Trek-Segafredo's effort was there, but they leave the Italian Grand Tour empty-handed
It was the worst results for Trek-Segafredo in the Giro d’Italia since the team’s conception in 2014, but with sprinter Giacomo Nizzolo recovering from injury and team leader Gianluca Brambilla only finding his top form in the last week after pneumonia sidelined him in his preparation, it was a hard ask for the WorldTour team that saw a tight-fisted Giro give little opportunities for breakaways.
There was no doubt the motivation, effort, and team spirit were high as Trek-Segafredo joined many escape attempts during the three weeks, but it wasn’t until the penultimate day – the final mountain stage – that Brambilla could finally break into the top five.
“It was a really, really hard week and also a really, really hard Giro, every day à bloc,” explained Brambilla. “I said to the guys that for me this is my 12th Grand Tour and it was the toughest. Never a breakaway and all day full gas – from the tempo to also the long transfers.”
Director Steven de Jongh agreed: “Well it’s disappointing that we didn’t win a stage, that’s for sure, but we were also unlucky because we needed to ride for wins from breakaways and not many breakaways arrived this year. It was a particular edition: only two breaks arrived, and the rest ended up in bunch sprints or controlled and decided by GC riders, so that was hard for us.”
Even with the lack of opportunities, the team was resilient. One of only a few squads to finish with all eight riders, they took a beating every day, like most, but never relented. Without a pure sprinter and a GC leader and few occasions in between, the team focused where they could to vie for a result.
Right to the final stage Sunday.
After hauling his non-climber’s body through three successive grueling days in the mountains, Ryan Mullen, whose self-proclaimed hashtag was #84kg during the Giro, gave it one last go at the start of the final lap in Rome.
Update on the #84kg pre-Giro. I'm #81kg as of today. Still not a climber.
- Ryan Mullen
His attack drew out three others, including three-time world time trial champion Tony Martin (Katusha-Alpecin) and they made life a whole lot harder for the teams chasing behind.
They were eventually tagged back with just over three kilometers remaining, but it showed that Trek-Segafredo had not thrown in the towel – they were going out fighting to the end.
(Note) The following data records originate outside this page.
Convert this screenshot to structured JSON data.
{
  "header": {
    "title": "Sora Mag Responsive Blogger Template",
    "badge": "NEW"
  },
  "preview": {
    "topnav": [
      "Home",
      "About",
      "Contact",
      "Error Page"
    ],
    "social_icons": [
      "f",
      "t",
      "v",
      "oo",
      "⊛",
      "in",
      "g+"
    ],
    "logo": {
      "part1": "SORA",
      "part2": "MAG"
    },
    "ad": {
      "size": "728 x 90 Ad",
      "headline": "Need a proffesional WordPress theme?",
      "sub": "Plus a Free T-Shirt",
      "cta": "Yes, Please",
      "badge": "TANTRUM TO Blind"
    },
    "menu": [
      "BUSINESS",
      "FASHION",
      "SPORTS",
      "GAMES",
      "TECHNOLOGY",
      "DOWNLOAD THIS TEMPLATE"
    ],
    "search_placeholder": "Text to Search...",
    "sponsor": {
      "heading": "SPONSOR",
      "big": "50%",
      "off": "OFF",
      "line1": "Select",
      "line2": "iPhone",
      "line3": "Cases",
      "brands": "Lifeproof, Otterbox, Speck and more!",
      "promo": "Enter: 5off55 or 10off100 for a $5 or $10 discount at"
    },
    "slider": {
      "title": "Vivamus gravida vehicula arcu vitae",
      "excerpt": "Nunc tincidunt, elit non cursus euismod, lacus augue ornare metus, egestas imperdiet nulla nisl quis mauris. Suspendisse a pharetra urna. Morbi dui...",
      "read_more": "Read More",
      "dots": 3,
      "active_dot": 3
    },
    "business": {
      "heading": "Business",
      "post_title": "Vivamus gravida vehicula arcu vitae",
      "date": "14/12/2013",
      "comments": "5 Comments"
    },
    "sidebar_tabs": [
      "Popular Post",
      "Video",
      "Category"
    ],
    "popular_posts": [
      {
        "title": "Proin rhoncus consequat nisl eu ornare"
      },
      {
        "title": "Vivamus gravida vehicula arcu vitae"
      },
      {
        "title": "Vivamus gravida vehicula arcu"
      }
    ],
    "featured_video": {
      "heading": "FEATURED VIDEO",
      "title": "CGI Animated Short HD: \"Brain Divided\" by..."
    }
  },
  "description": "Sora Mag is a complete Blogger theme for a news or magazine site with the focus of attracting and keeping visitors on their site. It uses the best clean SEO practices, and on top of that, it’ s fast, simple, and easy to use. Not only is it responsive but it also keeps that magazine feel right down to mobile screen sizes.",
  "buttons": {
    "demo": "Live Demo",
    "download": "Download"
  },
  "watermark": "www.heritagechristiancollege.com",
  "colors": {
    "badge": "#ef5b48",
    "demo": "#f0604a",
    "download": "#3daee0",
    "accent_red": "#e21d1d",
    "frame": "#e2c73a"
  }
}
“As a team, we did very well,” continued de Jongh. “Also today, we had a plan to not wait for the sprint and try to do something to go away in the final, and I think they did a good effort on the parcours here. Ryan had an all-in go but was caught with 3.5 to go, and then it was another bunch sprint. But the guys worked really well together, and we can only say chapeau for that. And we finished with eight riders, and that is always something special.”
All eight Trek-Segafredo riders crossed the final finish line in Rome Sunday as the 101st Giro d’Italia came to a close. It was a battle for three weeks. From the youngest rider in the peloton Mads Pedersen bumping elbows in the fast finishes and bearing nasty road rash for a few days from a crash, to veteran rider Gianluca Brambilla finally finding a breakaway that made it to the end on the penultimate stage, through it all, Trek-Segafredo never lost its spirit.
“It was a tough Giro for us,” summed up General Manager Luca Guercilena. “We arrived here believing we could be good in the stages, but the general strategy was very tough – few breakaways went to the finish line.
“Gianluca yesterday tried to make what we should have done in other stages. Obviously, we were expecting something more, but now reflecting on these three weeks, we need to use what we gained here to be ready for the next part of the season where we must make results.”
We are finishing with all 8 riders, and that says something. We were strong mentally, and we never gave up. And for me, even though I was not super in the first week, I stayed focus to find a result in the final days. If we continue in this way, the results will come."
- Gianluca Brambilla